This eerie castle rots within the small village of Łapalice, Poland. It was abandoned before it was even completed, essentially doomed to exist as a shadow of what it could have become.
However Zamek Łapalice, in Polish, isn’t an ancient castle or medieval fortress at all: Its construction began in 1979, and it was meant to be a studio for local artist Piotr Kazimierczak, who was granted permission to build a 170sq/m work studio on a patch of ground overlooking the lake. But he planned for it to be a grand (too grand) estate, complete with a swimming pool, ballroom, ramparts, and 12 towers representing the 12 apostles.
And in fact it wasn’t long before progress hit a snag. Not only did Kazimierczak run out of funds, he also extended construction for the enormous castle onto land he didn’t have a permit for. To say he bent the rules is an understatement: what went up was a 5,000 sq/m mock castle complete with gateways, turrets and ramparts.
Thus, he was forced to abandon his dreams of completing the space fleshing out its inside, adding wooden floors and stuccos, and installing decorated vaults and, as a result, the structure has been fenced off.
However, according to many, he has yet to give up hope and is still fighting to once again resume construction. In 2006, after a failed revival of the project and with the banks scared off purchasing it by the (monstrous) price tag attached, Kazimierczyk had been ordered to demolish the now-illegal structure. Wild-goose chase, given his financial means. Rumours have been circulating since then that the local council will be knocking it down “sometime in the next few years”.
And, still today, the fabulous folly is no more than an empty shell with its great walls at risk of collapsing, and its gloomy interior covered with graffiti. But still, its sad state has yet to deter people from passing through the estate’s imposing brick entrance gate and exploring the massive abandoned building.
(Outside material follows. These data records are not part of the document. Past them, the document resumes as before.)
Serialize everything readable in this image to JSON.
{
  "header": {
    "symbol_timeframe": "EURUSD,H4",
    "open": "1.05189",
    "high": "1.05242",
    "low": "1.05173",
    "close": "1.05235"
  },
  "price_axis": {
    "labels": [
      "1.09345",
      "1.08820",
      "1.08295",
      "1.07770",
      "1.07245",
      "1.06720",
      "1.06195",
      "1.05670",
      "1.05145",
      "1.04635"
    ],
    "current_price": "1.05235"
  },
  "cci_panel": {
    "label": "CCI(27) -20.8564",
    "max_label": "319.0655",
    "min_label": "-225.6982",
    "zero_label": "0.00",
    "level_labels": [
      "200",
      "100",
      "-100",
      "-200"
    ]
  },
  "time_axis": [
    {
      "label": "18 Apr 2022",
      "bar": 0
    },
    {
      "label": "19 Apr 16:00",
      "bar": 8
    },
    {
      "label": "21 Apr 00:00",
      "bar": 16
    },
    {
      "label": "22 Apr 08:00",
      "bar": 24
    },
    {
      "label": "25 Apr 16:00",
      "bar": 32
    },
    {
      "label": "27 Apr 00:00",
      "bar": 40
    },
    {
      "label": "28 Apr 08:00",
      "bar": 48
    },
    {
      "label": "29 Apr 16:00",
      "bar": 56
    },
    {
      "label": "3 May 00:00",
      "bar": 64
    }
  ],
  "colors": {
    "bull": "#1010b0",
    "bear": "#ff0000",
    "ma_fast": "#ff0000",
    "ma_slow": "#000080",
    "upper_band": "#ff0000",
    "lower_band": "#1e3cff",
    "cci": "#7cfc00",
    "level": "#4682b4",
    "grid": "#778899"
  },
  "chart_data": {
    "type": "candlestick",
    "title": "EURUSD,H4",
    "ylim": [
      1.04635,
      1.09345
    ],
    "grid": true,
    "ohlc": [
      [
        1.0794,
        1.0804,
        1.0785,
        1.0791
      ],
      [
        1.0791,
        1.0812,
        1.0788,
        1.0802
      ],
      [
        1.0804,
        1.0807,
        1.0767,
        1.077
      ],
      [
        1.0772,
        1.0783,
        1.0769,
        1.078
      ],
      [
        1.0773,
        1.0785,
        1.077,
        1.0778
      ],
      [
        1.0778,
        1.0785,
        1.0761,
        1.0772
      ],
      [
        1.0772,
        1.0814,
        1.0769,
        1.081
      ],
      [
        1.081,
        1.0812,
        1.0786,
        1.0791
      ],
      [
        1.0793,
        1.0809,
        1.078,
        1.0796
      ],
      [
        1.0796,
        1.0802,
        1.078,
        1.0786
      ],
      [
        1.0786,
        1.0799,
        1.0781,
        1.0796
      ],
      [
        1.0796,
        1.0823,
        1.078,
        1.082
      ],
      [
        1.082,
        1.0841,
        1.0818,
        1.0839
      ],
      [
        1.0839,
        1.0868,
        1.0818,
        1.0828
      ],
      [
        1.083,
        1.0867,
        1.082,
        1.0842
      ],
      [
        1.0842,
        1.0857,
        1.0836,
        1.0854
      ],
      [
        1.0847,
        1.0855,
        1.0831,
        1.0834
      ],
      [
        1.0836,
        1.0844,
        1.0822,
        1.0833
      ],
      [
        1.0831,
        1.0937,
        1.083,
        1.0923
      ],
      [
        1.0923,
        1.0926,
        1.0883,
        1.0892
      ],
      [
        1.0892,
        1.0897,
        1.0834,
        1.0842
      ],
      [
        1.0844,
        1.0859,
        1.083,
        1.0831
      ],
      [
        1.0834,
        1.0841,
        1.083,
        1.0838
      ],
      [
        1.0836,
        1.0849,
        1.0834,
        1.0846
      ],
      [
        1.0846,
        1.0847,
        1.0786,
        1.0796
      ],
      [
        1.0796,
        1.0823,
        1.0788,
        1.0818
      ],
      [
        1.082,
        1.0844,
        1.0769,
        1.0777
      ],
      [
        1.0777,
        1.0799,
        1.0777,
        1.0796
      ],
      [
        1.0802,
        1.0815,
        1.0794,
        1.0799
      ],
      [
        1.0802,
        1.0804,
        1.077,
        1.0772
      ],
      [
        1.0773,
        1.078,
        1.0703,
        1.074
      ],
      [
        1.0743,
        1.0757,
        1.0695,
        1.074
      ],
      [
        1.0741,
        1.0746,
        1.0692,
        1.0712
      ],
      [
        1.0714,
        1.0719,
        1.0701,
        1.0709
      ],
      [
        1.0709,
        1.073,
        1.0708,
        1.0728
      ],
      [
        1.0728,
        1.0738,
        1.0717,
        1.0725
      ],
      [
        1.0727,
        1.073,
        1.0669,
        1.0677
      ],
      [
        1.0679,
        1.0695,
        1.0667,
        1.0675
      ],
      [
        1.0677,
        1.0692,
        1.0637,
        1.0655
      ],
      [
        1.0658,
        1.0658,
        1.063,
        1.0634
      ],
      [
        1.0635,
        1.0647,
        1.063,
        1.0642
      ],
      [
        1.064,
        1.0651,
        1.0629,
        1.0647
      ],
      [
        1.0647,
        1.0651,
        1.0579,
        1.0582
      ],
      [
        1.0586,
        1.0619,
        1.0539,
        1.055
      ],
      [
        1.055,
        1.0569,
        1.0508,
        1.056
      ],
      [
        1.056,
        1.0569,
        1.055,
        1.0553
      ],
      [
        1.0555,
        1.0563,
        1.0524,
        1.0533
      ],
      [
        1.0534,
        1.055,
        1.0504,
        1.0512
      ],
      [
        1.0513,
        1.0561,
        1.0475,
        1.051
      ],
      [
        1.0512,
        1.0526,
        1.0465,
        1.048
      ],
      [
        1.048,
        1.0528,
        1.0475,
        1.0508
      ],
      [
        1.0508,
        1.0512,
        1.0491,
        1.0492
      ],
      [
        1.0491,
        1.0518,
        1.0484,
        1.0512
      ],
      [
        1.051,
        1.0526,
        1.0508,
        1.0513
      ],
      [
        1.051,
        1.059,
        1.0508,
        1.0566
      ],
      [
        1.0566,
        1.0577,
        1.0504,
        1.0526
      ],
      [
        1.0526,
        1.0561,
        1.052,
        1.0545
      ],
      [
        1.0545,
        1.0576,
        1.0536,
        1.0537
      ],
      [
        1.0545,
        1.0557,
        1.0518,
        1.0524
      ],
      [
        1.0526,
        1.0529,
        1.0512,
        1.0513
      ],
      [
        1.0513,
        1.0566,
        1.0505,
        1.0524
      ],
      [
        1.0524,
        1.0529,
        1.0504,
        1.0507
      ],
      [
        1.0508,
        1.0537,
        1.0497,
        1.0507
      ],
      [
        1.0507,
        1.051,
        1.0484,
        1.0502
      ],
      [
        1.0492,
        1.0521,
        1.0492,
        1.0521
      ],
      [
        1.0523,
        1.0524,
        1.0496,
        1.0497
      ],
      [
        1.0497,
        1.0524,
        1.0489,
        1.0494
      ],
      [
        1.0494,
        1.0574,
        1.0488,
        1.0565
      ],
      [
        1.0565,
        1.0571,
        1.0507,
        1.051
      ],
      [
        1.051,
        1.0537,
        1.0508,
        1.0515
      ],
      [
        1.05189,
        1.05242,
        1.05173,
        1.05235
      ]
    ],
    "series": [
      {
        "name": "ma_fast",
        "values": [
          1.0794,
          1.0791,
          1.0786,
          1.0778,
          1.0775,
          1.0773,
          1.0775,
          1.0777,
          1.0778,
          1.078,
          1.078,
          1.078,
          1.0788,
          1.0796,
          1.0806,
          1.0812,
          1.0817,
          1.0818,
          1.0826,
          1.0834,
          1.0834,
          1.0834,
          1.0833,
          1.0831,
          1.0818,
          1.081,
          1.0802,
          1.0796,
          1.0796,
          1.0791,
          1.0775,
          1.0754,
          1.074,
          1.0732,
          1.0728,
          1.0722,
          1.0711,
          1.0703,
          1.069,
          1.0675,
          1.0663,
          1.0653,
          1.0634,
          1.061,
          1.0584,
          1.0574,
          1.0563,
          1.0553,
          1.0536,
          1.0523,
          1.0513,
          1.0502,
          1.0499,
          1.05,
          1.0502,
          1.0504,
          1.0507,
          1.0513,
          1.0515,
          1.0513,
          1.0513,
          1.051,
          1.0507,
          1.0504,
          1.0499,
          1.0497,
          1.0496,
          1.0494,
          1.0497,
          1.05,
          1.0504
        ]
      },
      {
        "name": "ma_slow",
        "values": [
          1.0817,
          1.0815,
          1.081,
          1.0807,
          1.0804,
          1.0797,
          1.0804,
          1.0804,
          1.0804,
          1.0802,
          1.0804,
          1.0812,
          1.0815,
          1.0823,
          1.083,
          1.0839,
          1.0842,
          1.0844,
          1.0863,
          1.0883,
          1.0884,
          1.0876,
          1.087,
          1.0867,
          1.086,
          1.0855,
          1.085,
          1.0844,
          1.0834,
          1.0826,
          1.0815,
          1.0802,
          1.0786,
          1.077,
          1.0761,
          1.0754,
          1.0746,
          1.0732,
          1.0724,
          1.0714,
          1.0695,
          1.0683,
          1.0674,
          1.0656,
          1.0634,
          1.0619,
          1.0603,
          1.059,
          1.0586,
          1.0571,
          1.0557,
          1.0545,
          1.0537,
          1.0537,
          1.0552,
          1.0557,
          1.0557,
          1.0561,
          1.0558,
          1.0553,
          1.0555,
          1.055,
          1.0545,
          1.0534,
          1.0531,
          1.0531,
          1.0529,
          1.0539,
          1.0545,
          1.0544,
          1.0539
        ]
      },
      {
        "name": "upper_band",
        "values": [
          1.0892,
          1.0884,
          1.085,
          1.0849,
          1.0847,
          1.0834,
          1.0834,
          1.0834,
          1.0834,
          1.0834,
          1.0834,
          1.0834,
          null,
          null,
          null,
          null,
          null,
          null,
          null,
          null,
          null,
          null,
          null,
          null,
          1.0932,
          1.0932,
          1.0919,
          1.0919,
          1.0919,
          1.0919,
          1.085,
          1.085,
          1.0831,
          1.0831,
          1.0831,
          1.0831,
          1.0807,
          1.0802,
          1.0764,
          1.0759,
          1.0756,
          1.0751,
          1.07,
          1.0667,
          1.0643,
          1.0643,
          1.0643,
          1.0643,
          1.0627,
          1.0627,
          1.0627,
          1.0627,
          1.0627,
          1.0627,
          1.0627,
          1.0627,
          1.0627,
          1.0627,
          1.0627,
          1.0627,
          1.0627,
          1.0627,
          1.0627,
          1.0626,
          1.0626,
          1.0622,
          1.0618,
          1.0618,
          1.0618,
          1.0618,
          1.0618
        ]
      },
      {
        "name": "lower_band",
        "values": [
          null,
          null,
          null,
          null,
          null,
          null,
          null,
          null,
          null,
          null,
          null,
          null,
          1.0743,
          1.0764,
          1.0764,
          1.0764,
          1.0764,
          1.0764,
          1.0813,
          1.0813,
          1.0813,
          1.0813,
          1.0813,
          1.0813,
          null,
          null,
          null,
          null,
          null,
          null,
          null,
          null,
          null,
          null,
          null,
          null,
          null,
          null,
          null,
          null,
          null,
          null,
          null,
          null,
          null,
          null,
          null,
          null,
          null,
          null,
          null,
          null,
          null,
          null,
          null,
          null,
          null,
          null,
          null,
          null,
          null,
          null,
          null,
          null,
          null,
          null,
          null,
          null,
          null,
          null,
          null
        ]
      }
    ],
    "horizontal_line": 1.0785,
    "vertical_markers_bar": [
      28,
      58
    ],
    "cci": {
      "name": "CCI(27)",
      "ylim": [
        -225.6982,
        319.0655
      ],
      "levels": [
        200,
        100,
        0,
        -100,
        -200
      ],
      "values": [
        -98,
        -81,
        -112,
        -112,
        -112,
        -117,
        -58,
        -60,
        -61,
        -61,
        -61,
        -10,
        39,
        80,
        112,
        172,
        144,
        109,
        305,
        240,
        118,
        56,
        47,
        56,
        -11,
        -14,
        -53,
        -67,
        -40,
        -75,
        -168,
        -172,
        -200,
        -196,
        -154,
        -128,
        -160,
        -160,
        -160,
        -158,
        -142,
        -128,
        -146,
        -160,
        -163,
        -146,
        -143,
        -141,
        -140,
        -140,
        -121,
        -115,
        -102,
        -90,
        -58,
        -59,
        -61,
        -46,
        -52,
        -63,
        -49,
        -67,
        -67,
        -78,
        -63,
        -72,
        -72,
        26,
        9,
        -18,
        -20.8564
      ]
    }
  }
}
Author’s notes: you need your own vehicle to visit the castle and there’s also a small parking area near the building. However, If you don’t have a car, catch a regional train from Gdynia Główna out to Kartuzy, walk up to the cemetery in Bilowo and hike 5km through the picturesque Bilowo Forest. There’s a big fence behind it, but you can easily access the site through the gate. The castle is a ruin and some parts are in danger of falling apart, so enter at your own risk.